Exercise objective: Among the entries below, find all lines that include "Feedback" and copy them.
::: Records provided :::
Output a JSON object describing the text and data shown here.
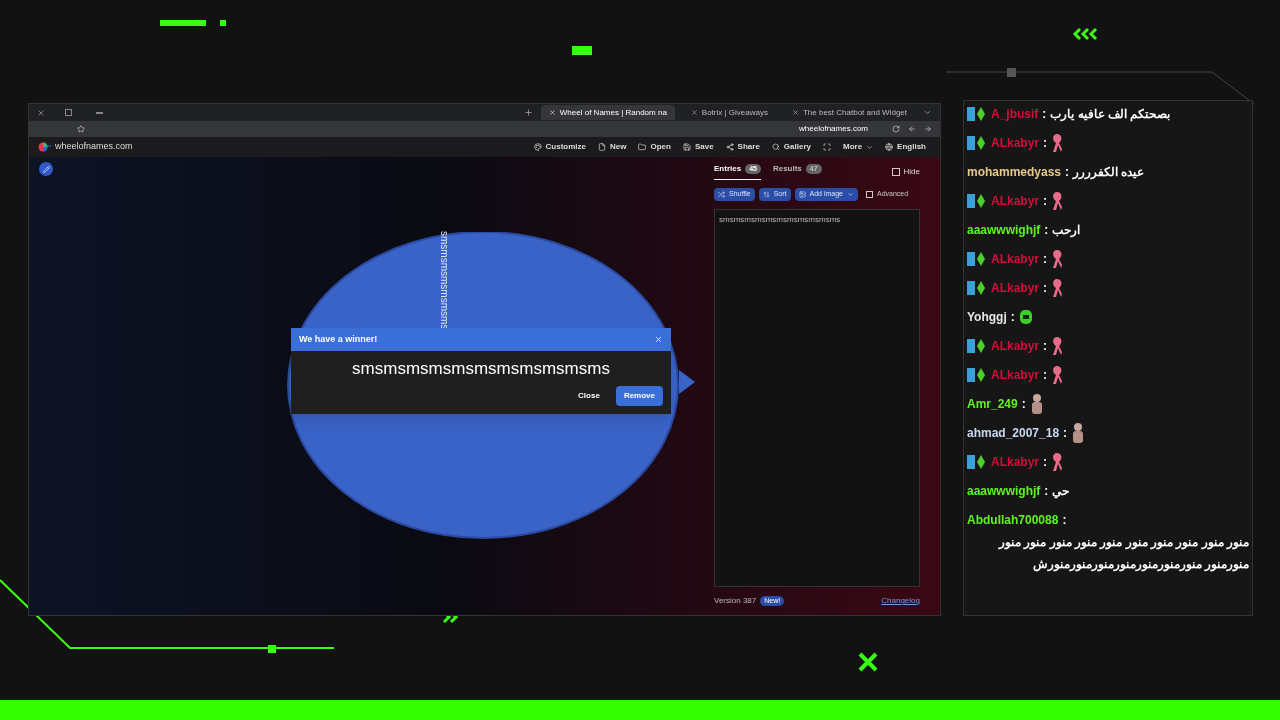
{
  "browser": {
    "tabs": [
      {
        "label": "Wheel of Names | Random na",
        "selected": true
      },
      {
        "label": "Botrix | Giveaways",
        "selected": false
      },
      {
        "label": "The best Chatbot and Widget",
        "selected": false
      }
    ],
    "url": "wheelofnames.com"
  },
  "site": {
    "logo_text": "wheelofnames.com",
    "menu": [
      {
        "label": "Customize",
        "kind": "palette"
      },
      {
        "label": "New",
        "kind": "file"
      },
      {
        "label": "Open",
        "kind": "folder"
      },
      {
        "label": "Save",
        "kind": "save"
      },
      {
        "label": "Share",
        "kind": "share"
      },
      {
        "label": "Gallery",
        "kind": "search"
      },
      {
        "kind": "fullscreen"
      },
      {
        "label": "More",
        "kind": "dropdown"
      },
      {
        "label": "English",
        "kind": "globe"
      }
    ]
  },
  "wheel": {
    "slice_text": "smsmsmsmsmsmsms"
  },
  "dialog": {
    "title": "We have a winner!",
    "winner": "smsmsmsmsmsmsmsmsmsmsms",
    "buttons": [
      {
        "label": "Close",
        "kind": "text"
      },
      {
        "label": "Remove",
        "kind": "primary"
      }
    ]
  },
  "panel": {
    "tabs": [
      {
        "label": "Entries",
        "count": "45",
        "selected": true
      },
      {
        "label": "Results",
        "count": "47",
        "selected": false
      }
    ],
    "hide_label": "Hide",
    "hide_checked": false,
    "tools": [
      "Shuffle",
      "Sort",
      "Add image"
    ],
    "advanced_label": "Advanced",
    "advanced_checked": false,
    "entries_text": "smsmsmsmsmsmsmsmsmsmsms",
    "version": "Version 387",
    "new_badge": "New!",
    "changelog": "Changelog"
  },
  "chat": [
    {
      "user": "A_jbusif",
      "sep": ":",
      "color": "#d0103a",
      "badges": true,
      "kind": "text",
      "text": "بصحتكم الف عافيه يارب"
    },
    {
      "user": "ALkabyr",
      "sep": ":",
      "color": "#d0103a",
      "badges": true,
      "kind": "ribbon"
    },
    {
      "user": "mohammedyass",
      "sep": ":",
      "color": "#e8c98a",
      "badges": false,
      "kind": "text",
      "text": "عيده الكفرررر"
    },
    {
      "user": "ALkabyr",
      "sep": ":",
      "color": "#d0103a",
      "badges": true,
      "kind": "ribbon"
    },
    {
      "user": "aaawwwighjf",
      "sep": ":",
      "color": "#5ef51f",
      "badges": false,
      "kind": "text",
      "text": "ارحب"
    },
    {
      "user": "ALkabyr",
      "sep": ":",
      "color": "#d0103a",
      "badges": true,
      "kind": "ribbon"
    },
    {
      "user": "ALkabyr",
      "sep": ":",
      "color": "#d0103a",
      "badges": true,
      "kind": "ribbon"
    },
    {
      "user": "Yohggj",
      "sep": ":",
      "color": "#e6e6e6",
      "badges": false,
      "kind": "face"
    },
    {
      "user": "ALkabyr",
      "sep": ":",
      "color": "#d0103a",
      "badges": true,
      "kind": "ribbon"
    },
    {
      "user": "ALkabyr",
      "sep": ":",
      "color": "#d0103a",
      "badges": true,
      "kind": "ribbon"
    },
    {
      "user": "Amr_249",
      "sep": ":",
      "color": "#5ef51f",
      "badges": false,
      "kind": "figure"
    },
    {
      "user": "ahmad_2007_18",
      "sep": ":",
      "color": "#c8d8f0",
      "badges": false,
      "kind": "figure"
    },
    {
      "user": "ALkabyr",
      "sep": ":",
      "color": "#d0103a",
      "badges": true,
      "kind": "ribbon"
    },
    {
      "user": "aaawwwighjf",
      "sep": ":",
      "color": "#5ef51f",
      "badges": false,
      "kind": "text",
      "text": "حي"
    },
    {
      "user": "Abdullah700088",
      "sep": ":",
      "color": "#5ef51f",
      "badges": false,
      "kind": "text",
      "text": "منور منور منور منور منور منور منور منور منور منور منورمنور منورمنورمنورمنورمنورمنورمنورش"
    }
  ]
}
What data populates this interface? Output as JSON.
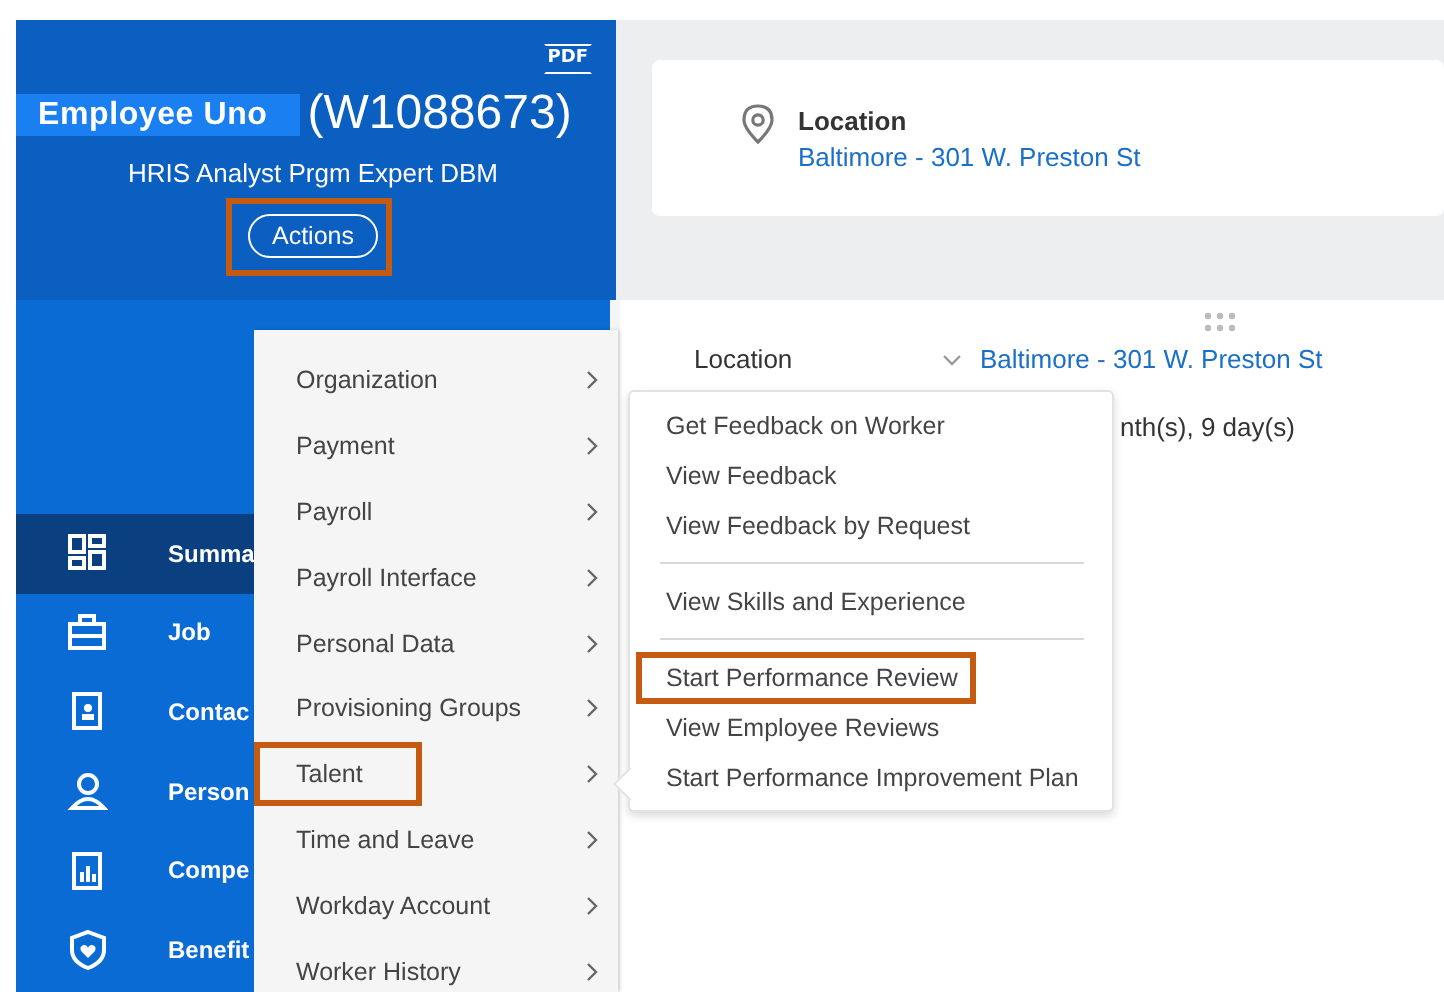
{
  "header": {
    "pdf_button": "PDF",
    "name": "Employee Uno",
    "worker_id": "(W1088673)",
    "job_title": "HRIS Analyst Prgm Expert DBM",
    "actions_button": {
      "label": "Actions",
      "highlighted": true
    }
  },
  "nav": [
    {
      "label": "Summa",
      "selected": true
    },
    {
      "label": "Job",
      "selected": false
    },
    {
      "label": "Contac",
      "selected": false
    },
    {
      "label": "Person",
      "selected": false
    },
    {
      "label": "Compe",
      "selected": false
    },
    {
      "label": "Benefit",
      "selected": false
    }
  ],
  "location_card": {
    "label": "Location",
    "value": "Baltimore - 301 W. Preston St"
  },
  "details": {
    "label": "Location",
    "value": "Baltimore - 301 W. Preston St",
    "tenure_fragment": "nth(s), 9 day(s)"
  },
  "actions_menu": [
    {
      "label": "Organization",
      "highlighted": false
    },
    {
      "label": "Payment",
      "highlighted": false
    },
    {
      "label": "Payroll",
      "highlighted": false
    },
    {
      "label": "Payroll Interface",
      "highlighted": false
    },
    {
      "label": "Personal Data",
      "highlighted": false
    },
    {
      "label": "Provisioning Groups",
      "highlighted": false
    },
    {
      "label": "Talent",
      "highlighted": true
    },
    {
      "label": "Time and Leave",
      "highlighted": false
    },
    {
      "label": "Workday Account",
      "highlighted": false
    },
    {
      "label": "Worker History",
      "highlighted": false
    }
  ],
  "talent_submenu": [
    [
      {
        "label": "Get Feedback on Worker",
        "highlighted": false
      },
      {
        "label": "View Feedback",
        "highlighted": false
      },
      {
        "label": "View Feedback by Request",
        "highlighted": false
      }
    ],
    [
      {
        "label": "View Skills and Experience",
        "highlighted": false
      }
    ],
    [
      {
        "label": "Start Performance Review",
        "highlighted": true
      },
      {
        "label": "View Employee Reviews",
        "highlighted": false
      },
      {
        "label": "Start Performance Improvement Plan",
        "highlighted": false
      }
    ]
  ]
}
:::
Worked solution:
        "label": "Get Feedback on Worker",
        "label": "View Feedback",
        "label": "View Feedback by Request",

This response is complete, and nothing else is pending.